#### Task description:
Below is a block of records; repeat each one exactly.
·····
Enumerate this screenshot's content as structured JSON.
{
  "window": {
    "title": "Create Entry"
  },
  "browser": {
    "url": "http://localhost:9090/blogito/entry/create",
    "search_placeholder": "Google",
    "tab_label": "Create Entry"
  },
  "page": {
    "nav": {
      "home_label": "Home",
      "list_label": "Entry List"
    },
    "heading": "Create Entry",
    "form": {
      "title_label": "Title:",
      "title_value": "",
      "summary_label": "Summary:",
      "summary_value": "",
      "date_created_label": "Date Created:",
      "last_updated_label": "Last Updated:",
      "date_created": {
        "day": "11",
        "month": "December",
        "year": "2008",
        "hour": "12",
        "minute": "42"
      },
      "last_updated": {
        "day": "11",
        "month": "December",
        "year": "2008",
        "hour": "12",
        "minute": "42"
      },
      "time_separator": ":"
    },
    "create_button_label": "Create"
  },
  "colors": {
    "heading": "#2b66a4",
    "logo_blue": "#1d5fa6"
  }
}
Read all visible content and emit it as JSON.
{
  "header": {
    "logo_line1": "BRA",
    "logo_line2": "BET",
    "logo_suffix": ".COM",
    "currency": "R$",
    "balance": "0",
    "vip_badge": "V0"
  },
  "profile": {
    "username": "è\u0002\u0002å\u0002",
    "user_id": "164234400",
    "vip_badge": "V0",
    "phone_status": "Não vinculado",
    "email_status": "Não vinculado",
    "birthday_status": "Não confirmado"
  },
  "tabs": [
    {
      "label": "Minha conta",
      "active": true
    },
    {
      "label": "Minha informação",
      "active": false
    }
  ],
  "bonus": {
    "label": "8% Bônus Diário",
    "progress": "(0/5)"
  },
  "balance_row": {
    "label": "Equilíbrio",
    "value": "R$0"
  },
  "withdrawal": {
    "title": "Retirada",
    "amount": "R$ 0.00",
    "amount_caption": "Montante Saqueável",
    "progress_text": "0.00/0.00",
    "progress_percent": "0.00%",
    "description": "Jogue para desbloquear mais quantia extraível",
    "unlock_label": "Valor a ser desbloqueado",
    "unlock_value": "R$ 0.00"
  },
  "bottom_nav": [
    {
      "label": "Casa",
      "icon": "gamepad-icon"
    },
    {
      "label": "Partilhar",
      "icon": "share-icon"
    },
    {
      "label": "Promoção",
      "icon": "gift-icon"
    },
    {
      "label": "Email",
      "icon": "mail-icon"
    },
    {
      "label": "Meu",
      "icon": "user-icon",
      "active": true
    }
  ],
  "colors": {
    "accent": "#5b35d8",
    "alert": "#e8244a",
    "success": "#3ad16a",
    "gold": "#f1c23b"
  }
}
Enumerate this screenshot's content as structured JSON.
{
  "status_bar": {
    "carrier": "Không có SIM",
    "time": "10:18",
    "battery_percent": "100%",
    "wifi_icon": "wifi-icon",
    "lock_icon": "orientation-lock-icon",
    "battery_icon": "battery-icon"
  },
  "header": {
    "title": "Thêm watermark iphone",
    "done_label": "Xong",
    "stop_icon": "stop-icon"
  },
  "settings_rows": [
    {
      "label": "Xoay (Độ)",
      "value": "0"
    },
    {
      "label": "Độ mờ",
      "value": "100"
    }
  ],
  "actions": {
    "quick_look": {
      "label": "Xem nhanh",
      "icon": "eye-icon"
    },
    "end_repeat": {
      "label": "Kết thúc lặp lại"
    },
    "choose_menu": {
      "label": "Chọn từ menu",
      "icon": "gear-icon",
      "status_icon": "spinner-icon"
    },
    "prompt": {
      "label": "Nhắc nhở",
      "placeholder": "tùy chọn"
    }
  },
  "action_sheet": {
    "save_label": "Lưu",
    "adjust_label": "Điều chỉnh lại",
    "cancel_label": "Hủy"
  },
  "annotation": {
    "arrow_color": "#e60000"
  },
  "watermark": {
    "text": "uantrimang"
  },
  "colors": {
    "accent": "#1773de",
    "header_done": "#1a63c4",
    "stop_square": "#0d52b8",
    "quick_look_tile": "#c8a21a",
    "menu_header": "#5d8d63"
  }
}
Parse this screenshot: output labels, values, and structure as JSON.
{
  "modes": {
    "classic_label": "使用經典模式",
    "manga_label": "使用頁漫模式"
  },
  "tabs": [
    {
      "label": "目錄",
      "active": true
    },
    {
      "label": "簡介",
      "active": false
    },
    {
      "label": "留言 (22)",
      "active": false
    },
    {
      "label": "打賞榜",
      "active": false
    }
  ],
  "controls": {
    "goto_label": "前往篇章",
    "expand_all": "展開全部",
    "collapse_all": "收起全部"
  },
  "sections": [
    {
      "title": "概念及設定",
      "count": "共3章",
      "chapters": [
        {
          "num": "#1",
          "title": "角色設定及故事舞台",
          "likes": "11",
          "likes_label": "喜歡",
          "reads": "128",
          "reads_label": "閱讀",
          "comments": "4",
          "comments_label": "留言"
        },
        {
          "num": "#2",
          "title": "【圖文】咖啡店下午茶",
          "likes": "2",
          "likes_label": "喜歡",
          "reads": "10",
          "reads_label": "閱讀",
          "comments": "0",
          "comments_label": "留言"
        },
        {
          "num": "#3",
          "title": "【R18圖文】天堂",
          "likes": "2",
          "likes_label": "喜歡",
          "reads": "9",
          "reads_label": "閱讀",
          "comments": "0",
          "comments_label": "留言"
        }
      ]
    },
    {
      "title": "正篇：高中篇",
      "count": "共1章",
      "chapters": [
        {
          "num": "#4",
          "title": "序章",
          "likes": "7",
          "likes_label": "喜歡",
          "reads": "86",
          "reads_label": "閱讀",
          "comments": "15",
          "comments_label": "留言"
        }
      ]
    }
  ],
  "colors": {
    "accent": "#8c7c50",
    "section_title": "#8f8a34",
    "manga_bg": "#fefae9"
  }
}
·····
#### Task solution:
Enumerate this screenshot's content as structured JSON.
{
  "window": {
    "title": "Create Entry"
  },
  "browser": {
    "url": "http://localhost:9090/blogito/entry/create",
    "search_placeholder": "Google",
    "tab_label": "Create Entry"
  },
  "page": {
    "nav": {
      "home_label": "Home",
      "list_label": "Entry List"
    },
    "heading": "Create Entry",
    "form": {
      "title_label": "Title:",
      "title_value": "",
      "summary_label": "Summary:",
      "summary_value": "",
      "date_created_label": "Date Created:",
      "last_updated_label": "Last Updated:",
      "date_created": {
        "day": "11",
        "month": "December",
        "year": "2008",
        "hour": "12",
        "minute": "42"
      },
      "last_updated": {
        "day": "11",
        "month": "December",
        "year": "2008",
        "hour": "12",
        "minute": "42"
      },
      "time_separator": ":"
    },
    "create_button_label": "Create"
  },
  "colors": {
    "heading": "#2b66a4",
    "logo_blue": "#1d5fa6"
  }
}
Read all visible content and emit it as JSON.
{
  "header": {
    "logo_line1": "BRA",
    "logo_line2": "BET",
    "logo_suffix": ".COM",
    "currency": "R$",
    "balance": "0",
    "vip_badge": "V0"
  },
  "profile": {
    "username": "è\u0002\u0002å\u0002",
    "user_id": "164234400",
    "vip_badge": "V0",
    "phone_status": "Não vinculado",
    "email_status": "Não vinculado",
    "birthday_status": "Não confirmado"
  },
  "tabs": [
    {
      "label": "Minha conta",
      "active": true
    },
    {
      "label": "Minha informação",
      "active": false
    }
  ],
  "bonus": {
    "label": "8% Bônus Diário",
    "progress": "(0/5)"
  },
  "balance_row": {
    "label": "Equilíbrio",
    "value": "R$0"
  },
  "withdrawal": {
    "title": "Retirada",
    "amount": "R$ 0.00",
    "amount_caption": "Montante Saqueável",
    "progress_text": "0.00/0.00",
    "progress_percent": "0.00%",
    "description": "Jogue para desbloquear mais quantia extraível",
    "unlock_label": "Valor a ser desbloqueado",
    "unlock_value": "R$ 0.00"
  },
  "bottom_nav": [
    {
      "label": "Casa",
      "icon": "gamepad-icon"
    },
    {
      "label": "Partilhar",
      "icon": "share-icon"
    },
    {
      "label": "Promoção",
      "icon": "gift-icon"
    },
    {
      "label": "Email",
      "icon": "mail-icon"
    },
    {
      "label": "Meu",
      "icon": "user-icon",
      "active": true
    }
  ],
  "colors": {
    "accent": "#5b35d8",
    "alert": "#e8244a",
    "success": "#3ad16a",
    "gold": "#f1c23b"
  }
}
Enumerate this screenshot's content as structured JSON.
{
  "status_bar": {
    "carrier": "Không có SIM",
    "time": "10:18",
    "battery_percent": "100%",
    "wifi_icon": "wifi-icon",
    "lock_icon": "orientation-lock-icon",
    "battery_icon": "battery-icon"
  },
  "header": {
    "title": "Thêm watermark iphone",
    "done_label": "Xong",
    "stop_icon": "stop-icon"
  },
  "settings_rows": [
    {
      "label": "Xoay (Độ)",
      "value": "0"
    },
    {
      "label": "Độ mờ",
      "value": "100"
    }
  ],
  "actions": {
    "quick_look": {
      "label": "Xem nhanh",
      "icon": "eye-icon"
    },
    "end_repeat": {
      "label": "Kết thúc lặp lại"
    },
    "choose_menu": {
      "label": "Chọn từ menu",
      "icon": "gear-icon",
      "status_icon": "spinner-icon"
    },
    "prompt": {
      "label": "Nhắc nhở",
      "placeholder": "tùy chọn"
    }
  },
  "action_sheet": {
    "save_label": "Lưu",
    "adjust_label": "Điều chỉnh lại",
    "cancel_label": "Hủy"
  },
  "annotation": {
    "arrow_color": "#e60000"
  },
  "watermark": {
    "text": "uantrimang"
  },
  "colors": {
    "accent": "#1773de",
    "header_done": "#1a63c4",
    "stop_square": "#0d52b8",
    "quick_look_tile": "#c8a21a",
    "menu_header": "#5d8d63"
  }
}
Parse this screenshot: output labels, values, and structure as JSON.
{
  "modes": {
    "classic_label": "使用經典模式",
    "manga_label": "使用頁漫模式"
  },
  "tabs": [
    {
      "label": "目錄",
      "active": true
    },
    {
      "label": "簡介",
      "active": false
    },
    {
      "label": "留言 (22)",
      "active": false
    },
    {
      "label": "打賞榜",
      "active": false
    }
  ],
  "controls": {
    "goto_label": "前往篇章",
    "expand_all": "展開全部",
    "collapse_all": "收起全部"
  },
  "sections": [
    {
      "title": "概念及設定",
      "count": "共3章",
      "chapters": [
        {
          "num": "#1",
          "title": "角色設定及故事舞台",
          "likes": "11",
          "likes_label": "喜歡",
          "reads": "128",
          "reads_label": "閱讀",
          "comments": "4",
          "comments_label": "留言"
        },
        {
          "num": "#2",
          "title": "【圖文】咖啡店下午茶",
          "likes": "2",
          "likes_label": "喜歡",
          "reads": "10",
          "reads_label": "閱讀",
          "comments": "0",
          "comments_label": "留言"
        },
        {
          "num": "#3",
          "title": "【R18圖文】天堂",
          "likes": "2",
          "likes_label": "喜歡",
          "reads": "9",
          "reads_label": "閱讀",
          "comments": "0",
          "comments_label": "留言"
        }
      ]
    },
    {
      "title": "正篇：高中篇",
      "count": "共1章",
      "chapters": [
        {
          "num": "#4",
          "title": "序章",
          "likes": "7",
          "likes_label": "喜歡",
          "reads": "86",
          "reads_label": "閱讀",
          "comments": "15",
          "comments_label": "留言"
        }
      ]
    }
  ],
  "colors": {
    "accent": "#8c7c50",
    "section_title": "#8f8a34",
    "manga_bg": "#fefae9"
  }
}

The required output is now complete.